Scientists confirmed the avian flu which killed more than 2,000 birds on a Bernard Matthews farm at Holton, near Halesworth in Suffolk, is the highly pathogenic Asian strain.
The Department for Environment, Food and Rural Affairs (Defra) has dramatically increased the area where restrictions are in force in East Anglia to control the H5N1 outbreak.
The Restriction Zone, in which poultry must be kept isolated from wild birds and movements must be licensed, covers 2,090 square kilometres (806 square miles) of east Suffolk and south east Norfolk.
It extends to the A47 just south of Norwich in the north, the A140 in the west, and almost to Felixstowe in the south.
The zone, which was introduced after consultation with ornithologists, is in addition to the 3km protection zone and the 10km surveillance zones already in place.
Around 159,000 birds on the farm where the outbreak was identified are being culled, Defra said.
But Government officials were keen to reassure the public there was no need to panic, as the risk to humans was "negligible".
Turkeys first began falling ill on Tuesday, and by Thursday Defra had been informed and restrictions were in place around the farm itself.
Yesterday, tests at the European Union laboratory in Weybridge, Surrey, confirmed the dangerous form of avian flu on the Suffolk farm.
Deputy Chief Veterinary Officer Fred Landeg said an investigation was under way to discover the source of the outbreak, whether there was another premises infected or if the disease came from wild birds.
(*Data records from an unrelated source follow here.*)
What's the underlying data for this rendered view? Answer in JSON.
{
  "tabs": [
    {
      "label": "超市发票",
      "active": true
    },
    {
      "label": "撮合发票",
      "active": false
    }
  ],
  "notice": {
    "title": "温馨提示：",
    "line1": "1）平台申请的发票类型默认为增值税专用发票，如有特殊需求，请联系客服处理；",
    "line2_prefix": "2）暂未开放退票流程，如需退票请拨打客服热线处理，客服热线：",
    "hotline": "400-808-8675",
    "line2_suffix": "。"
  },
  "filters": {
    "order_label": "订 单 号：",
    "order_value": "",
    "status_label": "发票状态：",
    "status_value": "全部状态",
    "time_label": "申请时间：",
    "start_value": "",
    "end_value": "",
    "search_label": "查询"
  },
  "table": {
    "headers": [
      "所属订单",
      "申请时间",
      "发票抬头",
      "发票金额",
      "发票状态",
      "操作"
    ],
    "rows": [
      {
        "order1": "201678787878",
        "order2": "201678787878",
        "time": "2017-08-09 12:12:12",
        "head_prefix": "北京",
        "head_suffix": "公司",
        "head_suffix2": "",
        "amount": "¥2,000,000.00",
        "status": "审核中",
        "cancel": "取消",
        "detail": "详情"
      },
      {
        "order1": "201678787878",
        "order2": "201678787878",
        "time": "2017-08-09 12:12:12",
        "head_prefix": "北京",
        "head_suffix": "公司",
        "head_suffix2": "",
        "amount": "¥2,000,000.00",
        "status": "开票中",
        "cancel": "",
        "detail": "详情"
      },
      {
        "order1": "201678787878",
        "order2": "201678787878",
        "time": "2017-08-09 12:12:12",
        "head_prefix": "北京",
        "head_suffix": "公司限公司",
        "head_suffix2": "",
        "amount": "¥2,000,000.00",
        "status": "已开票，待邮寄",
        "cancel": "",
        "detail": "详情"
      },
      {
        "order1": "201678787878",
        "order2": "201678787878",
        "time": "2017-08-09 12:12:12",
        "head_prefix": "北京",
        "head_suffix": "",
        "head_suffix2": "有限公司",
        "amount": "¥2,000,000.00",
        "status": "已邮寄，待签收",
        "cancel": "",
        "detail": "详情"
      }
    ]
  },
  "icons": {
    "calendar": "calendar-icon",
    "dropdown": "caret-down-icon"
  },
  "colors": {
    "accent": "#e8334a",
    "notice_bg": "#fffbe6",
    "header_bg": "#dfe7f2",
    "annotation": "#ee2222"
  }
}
"We are not complacent at all and hopefully we will be able to contain it," Mr Landeg said.
"The countryside is not closed, the risks to the public are negligible."
But he urged commercial poultry farmers to step up their biosecurity procedures to prevent spread of the disease.
"The industry must ensure it is trying to carry out the best possible biosecurity," he said.
Former home secretary and MP for Norwich South, Charles Clarke, said the consequences for the local area could be "devastating", although he believed Defra had acted swiftly to contain the outbreak.
"We will have to analyse exactly what happened and the speed with which things took place," he told Sky News.
"But at the moment it seems to me, and I am not an expert, that the action being taken by Defra is very fast, very expeditious and I hope it gets sorted out very quickly."
Asked if it could be devastating for the region given the importance of Bernard Matthews, he said: "It is devastating. He is a major employer here."
He added: "It (Bernard Mathews) has been an important contribution to life in this county so I hope it gets sorted out very quickly."
Defra surveillance of wild bird deaths is ongoing, and members of the public are being asked to report single deaths of ducks, geese and swans, or groups of 10 or more dead birds of any one species in a single area.
Experts are playing down fears that the highly pathogenic bird flu strain could ultimately mutate to a type easily passed between people.
Although 164 people have died of H5N1 since January 2003, mostly in Asia and the Middle East, all have come into direct contact with infected poultry.
At the moment not a single case reported across the globe has been a result of human to human contact.Reuse content